It is only through trusting their feminine sides that Leia and Rey fully awaken their heroic trust in life and the awareness that Han and Luke need to reclaim their heroic spirits. Han Solo had begun to regain hope for change when he saw that The Force was manifesting itself through Rey in a feminine form. Although he dies at the end, his heeding Leia’s urging to not give up on his son and acting on it signals to the viewer that his faith in change has been restored, and his and Leia’s embrace symbolizes the union of the masculine and feminine in both. In this way, we can imagine that he dies whole and healed—though terribly disappointed. Rey’s last act in the film is to find Luke and offer to return his light saber to him. Although we do not know his response, we do see how confident she is in her action and the hope that he will grab hold of the saber and return to the battle for liberty and human rights.
I’ve become terribly concerned about the growing cynicism I see around me. Many people seem to have given up on the democratic process, rather than reclaiming the power they potentially can exercise when they are willing to engage in it. Too many also have let go of their personal dreams and ideals, concluding that it is naïve even to have them. In The Force Awakens, the growing heroism of the character Finn, who refuses to fight for the First Order and initially just wants to flee, provides a call to the quest for those of us who feel we are ordinary. Strengthened by love, he becomes a real hero. We, too, can leave stories, structures, and situations that we know to be wrong, or wrong for us, and take a stand for what we know to be right.
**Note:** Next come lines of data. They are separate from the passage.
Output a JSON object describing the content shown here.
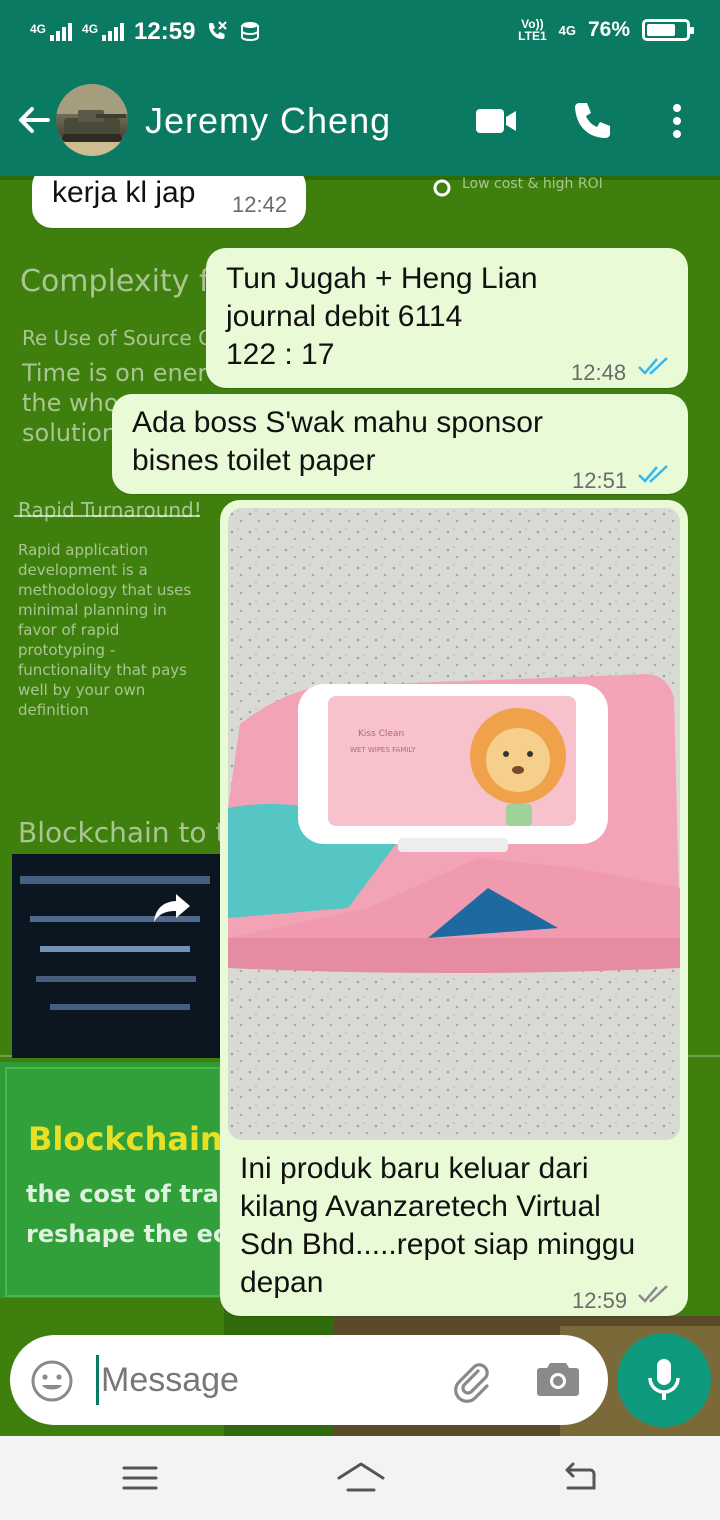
{
  "status_bar": {
    "net1": "4G",
    "net2": "4G",
    "time": "12:59",
    "volte": "Vo))",
    "lte": "LTE1",
    "net3": "4G",
    "battery": "76%",
    "battery_level": 0.76
  },
  "header": {
    "contact_name": "Jeremy Cheng"
  },
  "messages": [
    {
      "direction": "incoming",
      "text": "kerja kl jap",
      "time": "12:42"
    },
    {
      "direction": "outgoing",
      "text": "Tun Jugah + Heng Lian\njournal debit 6114\n122 : 17",
      "time": "12:48",
      "status": "read"
    },
    {
      "direction": "outgoing",
      "text": "Ada boss S'wak mahu sponsor\nbisnes toilet paper",
      "time": "12:51",
      "status": "read"
    },
    {
      "direction": "outgoing",
      "text": "Ini produk baru keluar dari\nkilang Avanzaretech Virtual\nSdn Bhd.....repot siap minggu\ndepan",
      "time": "12:59",
      "status": "delivered"
    }
  ],
  "composer": {
    "placeholder": "Message"
  },
  "colors": {
    "header": "#0b7a62",
    "outgoing_bubble": "#e8fbd6",
    "incoming_bubble": "#ffffff",
    "read_ticks": "#34b7f1",
    "delivered_ticks": "#8a8a8a",
    "mic_button": "#0f9a7e"
  },
  "icons": [
    "back-arrow-icon",
    "video-call-icon",
    "phone-icon",
    "more-options-icon",
    "emoji-icon",
    "attach-icon",
    "camera-icon",
    "mic-icon",
    "forward-icon",
    "menu-icon",
    "home-icon",
    "back-icon"
  ]
}
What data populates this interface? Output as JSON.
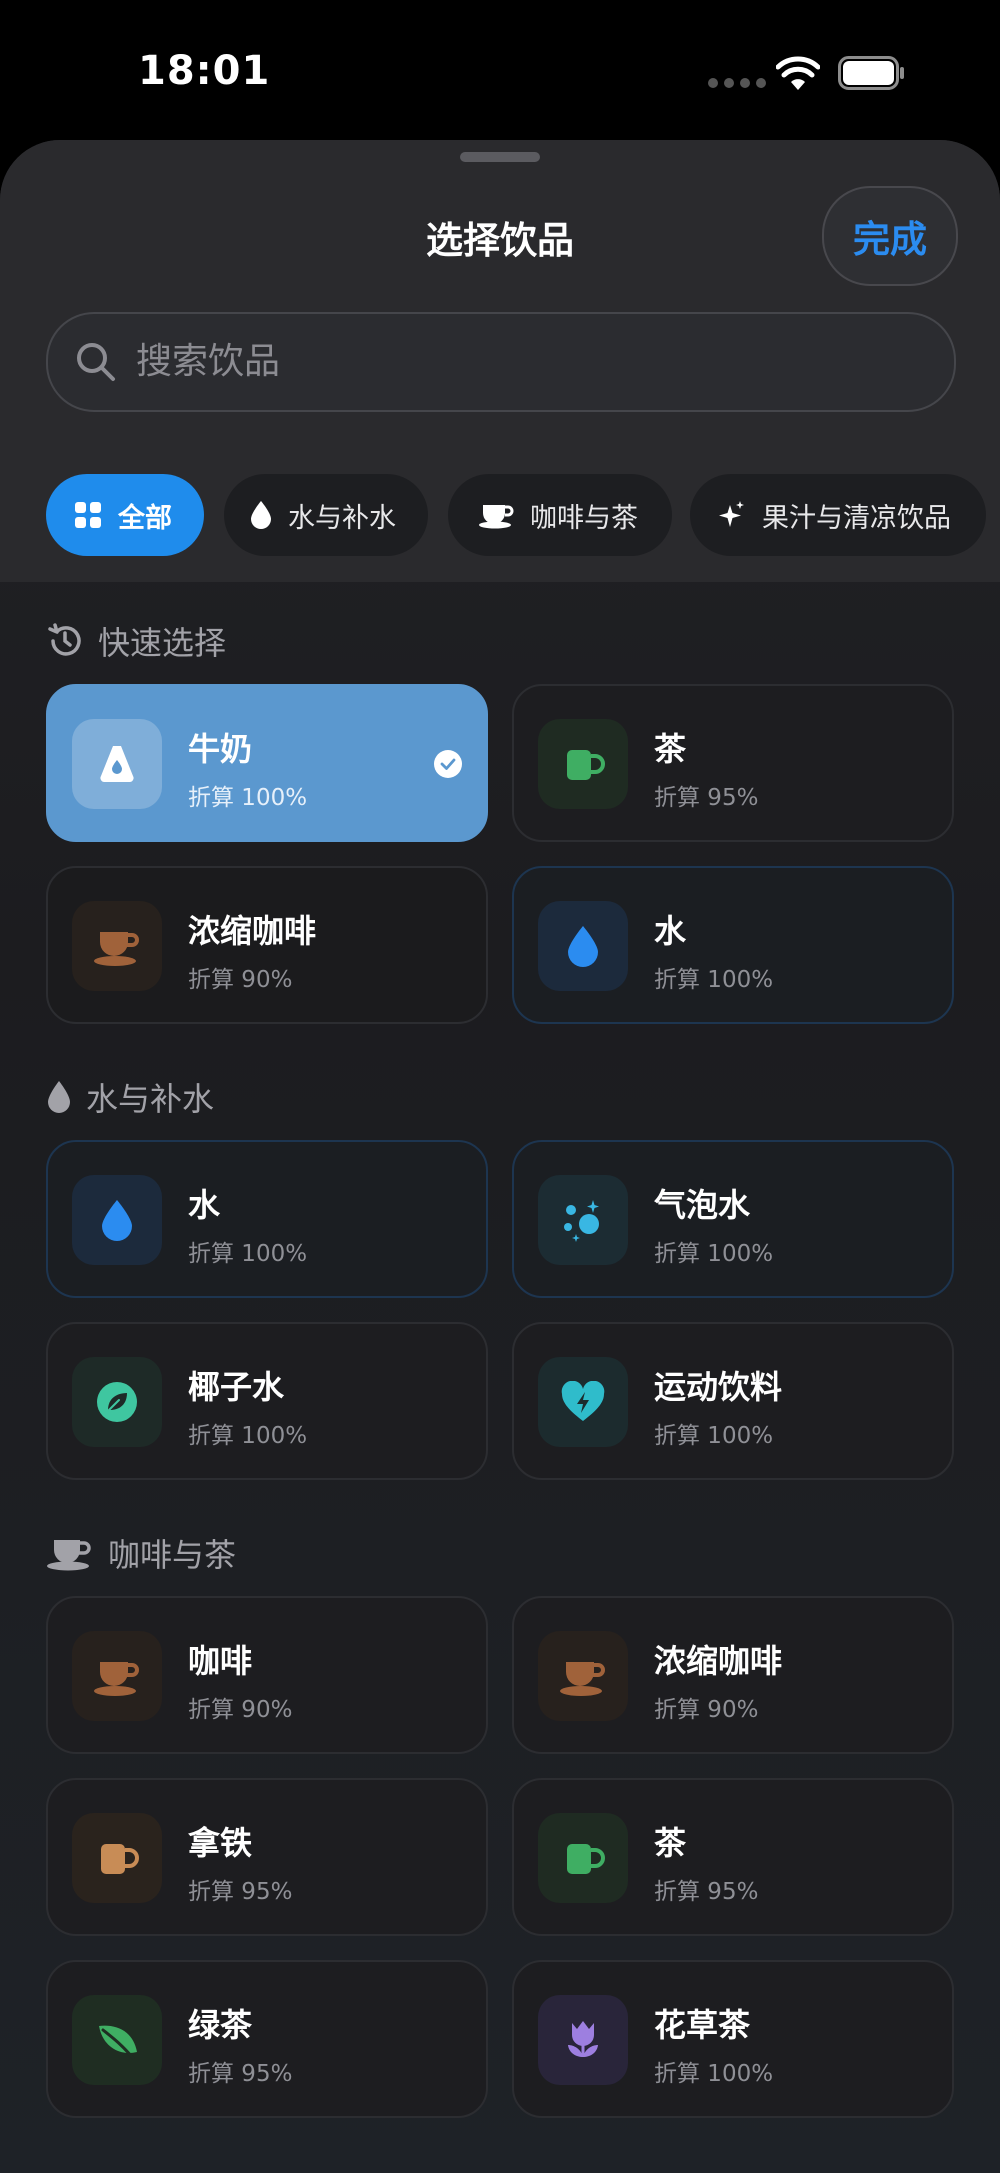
{
  "status_bar": {
    "time": "18:01"
  },
  "sheet": {
    "title": "选择饮品",
    "done_label": "完成",
    "search_placeholder": "搜索饮品"
  },
  "categories": [
    {
      "label": "全部",
      "icon": "grid-icon",
      "active": true
    },
    {
      "label": "水与补水",
      "icon": "drop-icon",
      "active": false
    },
    {
      "label": "咖啡与茶",
      "icon": "coffee-cup-icon",
      "active": false
    },
    {
      "label": "果汁与清凉饮品",
      "icon": "sparkles-icon",
      "active": false
    }
  ],
  "sections": [
    {
      "title": "快速选择",
      "icon": "history-icon",
      "items": [
        {
          "name": "牛奶",
          "ratio": "折算 100%",
          "icon": "milk-icon",
          "selected": true
        },
        {
          "name": "茶",
          "ratio": "折算 95%",
          "icon": "mug-icon",
          "selected": false
        },
        {
          "name": "浓缩咖啡",
          "ratio": "折算 90%",
          "icon": "coffee-icon",
          "selected": false
        },
        {
          "name": "水",
          "ratio": "折算 100%",
          "icon": "water-drop-icon",
          "selected": false
        }
      ]
    },
    {
      "title": "水与补水",
      "icon": "drop-icon",
      "items": [
        {
          "name": "水",
          "ratio": "折算 100%",
          "icon": "water-drop-icon",
          "selected": false
        },
        {
          "name": "气泡水",
          "ratio": "折算 100%",
          "icon": "bubbles-icon",
          "selected": false
        },
        {
          "name": "椰子水",
          "ratio": "折算 100%",
          "icon": "leaf-circle-icon",
          "selected": false
        },
        {
          "name": "运动饮料",
          "ratio": "折算 100%",
          "icon": "heart-bolt-icon",
          "selected": false
        }
      ]
    },
    {
      "title": "咖啡与茶",
      "icon": "coffee-cup-icon",
      "items": [
        {
          "name": "咖啡",
          "ratio": "折算 90%",
          "icon": "coffee-icon",
          "selected": false
        },
        {
          "name": "浓缩咖啡",
          "ratio": "折算 90%",
          "icon": "coffee-icon",
          "selected": false
        },
        {
          "name": "拿铁",
          "ratio": "折算 95%",
          "icon": "latte-mug-icon",
          "selected": false
        },
        {
          "name": "茶",
          "ratio": "折算 95%",
          "icon": "mug-icon",
          "selected": false
        },
        {
          "name": "绿茶",
          "ratio": "折算 95%",
          "icon": "leaf-icon",
          "selected": false
        },
        {
          "name": "花草茶",
          "ratio": "折算 100%",
          "icon": "tulip-icon",
          "selected": false
        }
      ]
    }
  ],
  "colors": {
    "accent": "#2b8cf0",
    "chip_active": "#1f8cec",
    "selected_card": "#5b98cf",
    "water": "#2b8cf0",
    "tea_green": "#3fae63",
    "coffee_brown": "#a0623a",
    "latte": "#c88c56",
    "mint": "#3fc6a0",
    "flower_purple": "#9d7fe0"
  }
}
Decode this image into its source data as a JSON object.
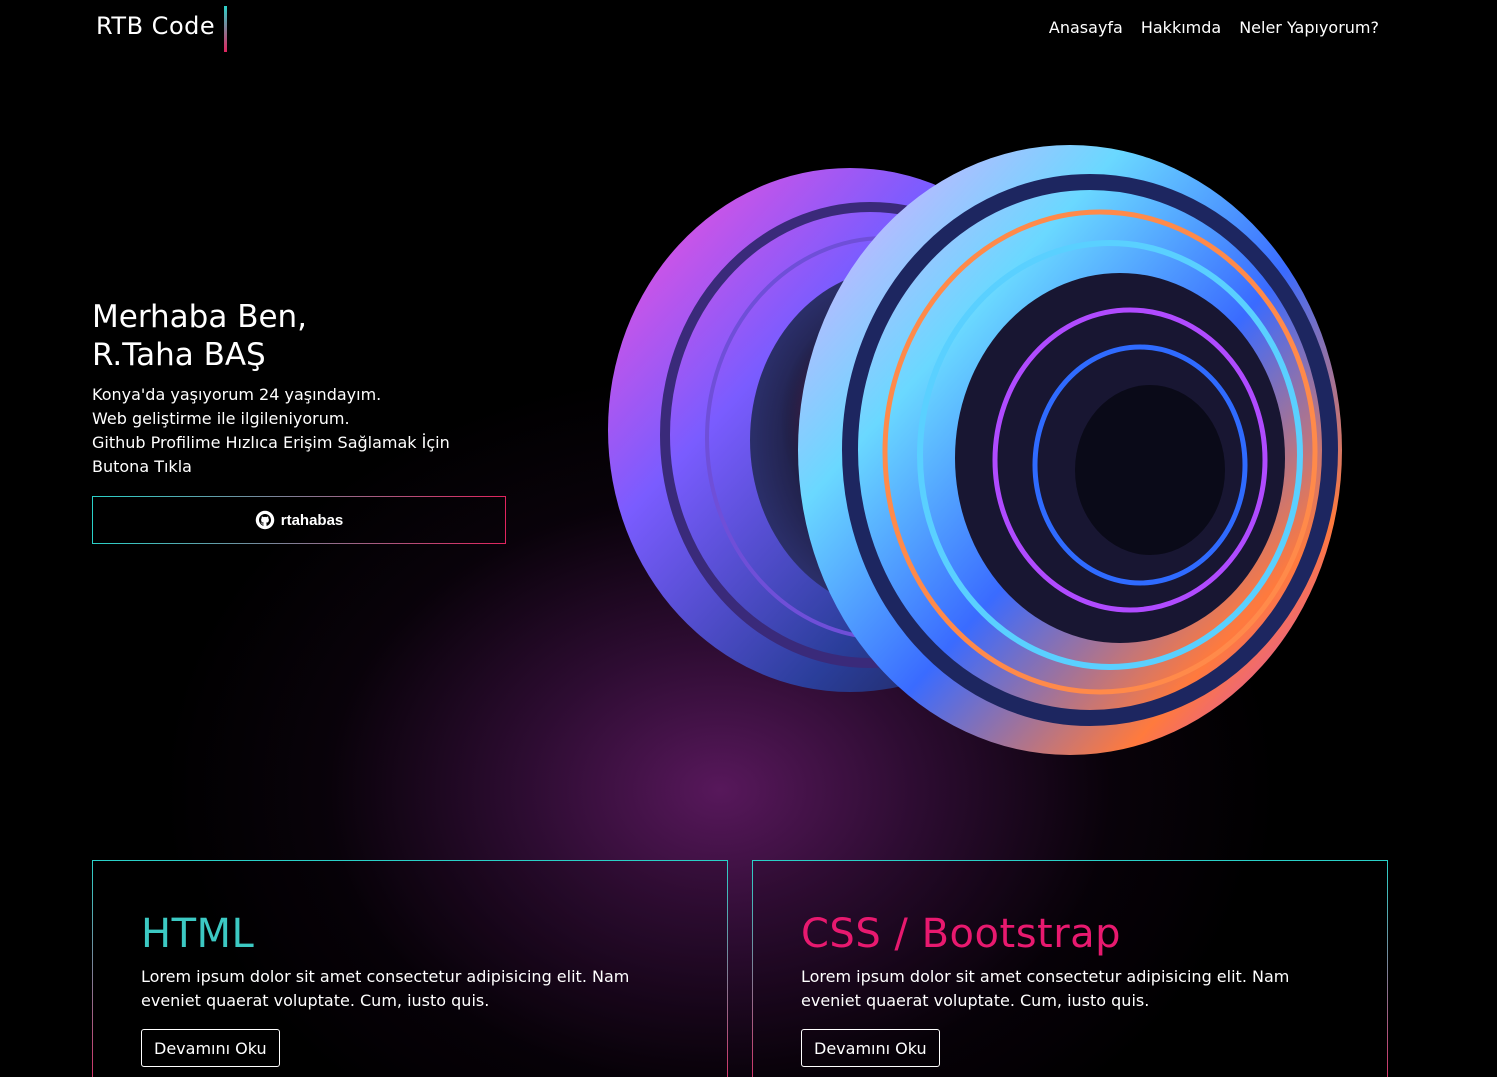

This even can take the form of fighting to preserve our democracy and make it work, rather than opting out.
So, the questions for us today are: Can we feel The Force awakening within us, even if only in anger and outrage? Is Persephone rising in and around us? The archetypal energies that make up “The Force” are available to us. It is up to us whether we wallow in disillusionment, or, as heroes always do, bring new life to a dying culture. So, whether you are male or female, you might want to hug a courageous and caring woman or find a way for your inner feminine side to comfort you and affirm your feminine qualities. Then you might want to return the power the light saber symbolizes to any part of you that has given up and/or to someone else who has. In that way, you can awaken, reawaken, or reinforce the hero or heroine within you and in those around you, balancing masculine and feminine qualities while also promoting healthy gender partnerships.
I’d love to see your reply to this blog, especially concerning the following questions:
 See Persephone Rising: Awakening the Heroine Within.